Advent has always been a struggle for me.
I knew the basics. It’s essentially the Sundays in the month of December. There’s candle lighting involved. You’ve got the wreath. Maybe you sing a couple Christmas songs in church. Really, the extent of what I thought about Advent was that it’s pre-Christmas.
I never felt much need to go deeper until I stepped into my worship role here at Central and realized how much I was missing out on and how uninformed I was. The more I’ve looked into and studied the season of Advent, the more excited I am to lead our contemporary worship services through this time.
An Advent Primer
Advent is the season of the church calendar marked by the four Sundays preceding Christmas. In many ways, it signifies the beginning and, in a way, the end of the church year. It is a season filled with anticipation, expectation, preparation, and longing.
The word Advent means “coming” or “arrival”. When we focus in on this season, we wait and prepare to celebrate the birth of Jesus Christ in his First Advent. We also look forward with eager anticipation for the day that Jesus Christ returns in final victory as all of creation is reconciled to God and made new in Him (See Matthew 13:24-27, Revelation 21:5).
“Advent reminds us of a certain event, a day on the horizon of the future which will reorder every last molecule of the universe.” — J.D. Walt
With the season of Advent’s double focus on past and future, we find ourselves as people in the middle. During this time, we affirm that Christ has come, that he is present with us today through the Holy Spirit, and that He will come again.
Drew Causey, in an excellent blog series entitled Advent Rookies, puts it perfectly.
“Advent longs for Jesus to complete what begins in Bethlehem.”
How Do We Worship During Advent?
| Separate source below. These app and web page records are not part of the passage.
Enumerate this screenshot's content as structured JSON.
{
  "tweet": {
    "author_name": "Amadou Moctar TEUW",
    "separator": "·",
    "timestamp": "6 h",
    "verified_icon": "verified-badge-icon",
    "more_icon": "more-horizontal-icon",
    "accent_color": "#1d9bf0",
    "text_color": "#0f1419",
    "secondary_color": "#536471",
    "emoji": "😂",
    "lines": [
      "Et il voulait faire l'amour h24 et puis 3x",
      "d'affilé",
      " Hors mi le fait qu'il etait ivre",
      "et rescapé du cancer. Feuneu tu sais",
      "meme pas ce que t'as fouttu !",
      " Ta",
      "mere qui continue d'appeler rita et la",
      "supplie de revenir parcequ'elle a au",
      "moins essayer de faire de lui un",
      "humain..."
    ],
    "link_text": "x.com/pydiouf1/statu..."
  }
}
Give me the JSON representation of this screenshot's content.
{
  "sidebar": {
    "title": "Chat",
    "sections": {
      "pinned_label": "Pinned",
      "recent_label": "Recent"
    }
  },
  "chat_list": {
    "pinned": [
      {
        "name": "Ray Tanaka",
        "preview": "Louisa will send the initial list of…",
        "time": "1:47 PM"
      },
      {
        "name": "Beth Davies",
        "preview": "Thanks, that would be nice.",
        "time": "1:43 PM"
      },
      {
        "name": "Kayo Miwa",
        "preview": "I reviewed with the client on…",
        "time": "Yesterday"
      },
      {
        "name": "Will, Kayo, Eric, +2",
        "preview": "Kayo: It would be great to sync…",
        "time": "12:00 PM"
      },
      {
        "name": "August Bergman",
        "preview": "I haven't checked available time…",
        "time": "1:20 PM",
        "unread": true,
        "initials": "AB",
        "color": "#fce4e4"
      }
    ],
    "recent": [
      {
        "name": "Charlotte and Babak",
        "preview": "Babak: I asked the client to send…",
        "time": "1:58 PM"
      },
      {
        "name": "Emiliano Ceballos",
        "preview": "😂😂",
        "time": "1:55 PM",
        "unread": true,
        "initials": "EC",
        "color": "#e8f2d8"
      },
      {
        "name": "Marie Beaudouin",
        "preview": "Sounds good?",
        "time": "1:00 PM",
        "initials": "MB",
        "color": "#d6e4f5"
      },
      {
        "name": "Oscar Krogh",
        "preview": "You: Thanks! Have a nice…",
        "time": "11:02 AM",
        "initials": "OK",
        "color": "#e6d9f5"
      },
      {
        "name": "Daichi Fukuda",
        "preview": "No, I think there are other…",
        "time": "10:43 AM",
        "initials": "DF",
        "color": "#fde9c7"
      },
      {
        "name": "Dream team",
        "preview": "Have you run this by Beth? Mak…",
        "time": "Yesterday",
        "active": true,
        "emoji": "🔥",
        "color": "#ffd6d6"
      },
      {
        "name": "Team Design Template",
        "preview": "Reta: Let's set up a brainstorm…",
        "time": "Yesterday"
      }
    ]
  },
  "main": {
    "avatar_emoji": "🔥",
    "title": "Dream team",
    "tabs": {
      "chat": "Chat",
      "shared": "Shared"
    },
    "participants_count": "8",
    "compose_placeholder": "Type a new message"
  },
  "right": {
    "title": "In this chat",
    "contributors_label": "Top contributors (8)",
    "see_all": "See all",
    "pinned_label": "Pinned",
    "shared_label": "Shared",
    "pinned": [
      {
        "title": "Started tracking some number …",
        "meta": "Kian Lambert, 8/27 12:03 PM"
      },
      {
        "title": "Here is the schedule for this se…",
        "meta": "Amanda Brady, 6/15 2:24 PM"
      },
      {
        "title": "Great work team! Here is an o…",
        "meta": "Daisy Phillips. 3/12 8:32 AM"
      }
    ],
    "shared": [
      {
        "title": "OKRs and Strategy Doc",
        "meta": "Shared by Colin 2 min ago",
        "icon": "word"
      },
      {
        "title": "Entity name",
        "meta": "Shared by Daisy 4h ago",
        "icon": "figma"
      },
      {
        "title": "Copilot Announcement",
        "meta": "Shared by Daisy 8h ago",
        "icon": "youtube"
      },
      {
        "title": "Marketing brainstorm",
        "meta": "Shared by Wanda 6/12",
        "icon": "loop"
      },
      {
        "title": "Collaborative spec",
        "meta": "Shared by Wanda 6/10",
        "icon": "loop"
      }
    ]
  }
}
Traditionally, Advent has been a penitent time of reflection and fasting in the church. As we look forward and prepare, we quickly realize there are parts of our lives that do not measure up. We find ourselves holding on a little too tightly to the things of the world and not trusting in the future of the Kingdom of Jesus Christ. According to Causey, “The key to Advent is purposely disrupting our everyday rhythms as an attempt to make room for the advent of Jesus into our everyday lives.” Walt emphasizes the same point, “Advent lifts our hearts to a future of unparalleled possibility and beckons us to awaken from he predictable certainty that our lives have become.”
And so, during this time we wait, hope, and prepare for the future that Jesus Christ has for us. We trust in the promise God delivered through the prophet Isaiah:
Since ancient times no one has heard, no ear has perceived, no eye has seen any God besides you, who acts on behalf of those who wait for him. (Isaiah 64:4 NIV)
Let’s hand ourselves over to God, asking Him to shape and mold us during this time. We submit to him that “we are the clay, you are the potter; we are all the work of your hand.” (Isaiah 64:8 NIV).
Some Practical Ideas
- Set aside daily time for Bible reading and prayer. The YouVersion Bible App has some great Advent reading plans like this one. Or J.D. Walt at Seedbed Publishing has put together an incredible Advent reader titled Not Yet Christmas: It’s Time for Advent.
- Consider fasting one meal per week. Fasting has been a traditional part of Advent worship throughout church history. Fasting calls us to look to Jesus. Pick one meal each week to fast, and spend that time in prayer.
- Get Involved. As we look forward to return of Jesus, let’s spend our time preparing ourselves and those around us. Choose to serve somewhere as a family. Replace part of your Christmas spending with giving. Seek out the hurting and touch them with the love of Jesus.
- Attend Worship. We’ll be walking through this season together. Come be a part of the community as we wait with eager anticipation the birth of Jesus and his final return.
Jesus, be near to us this Advent season. Help us to break the rhythms of our everyday life and resist the consumeristic culture that this season has come to be known for. “Stir in our hearts a holy anticipation for the world to come, and an undying urgency for the world that is passing away,” (Walt). Come, Holy Spirit, dwell in our midst. Mold us. Shape us. Transform us.
Contemporary Worship Director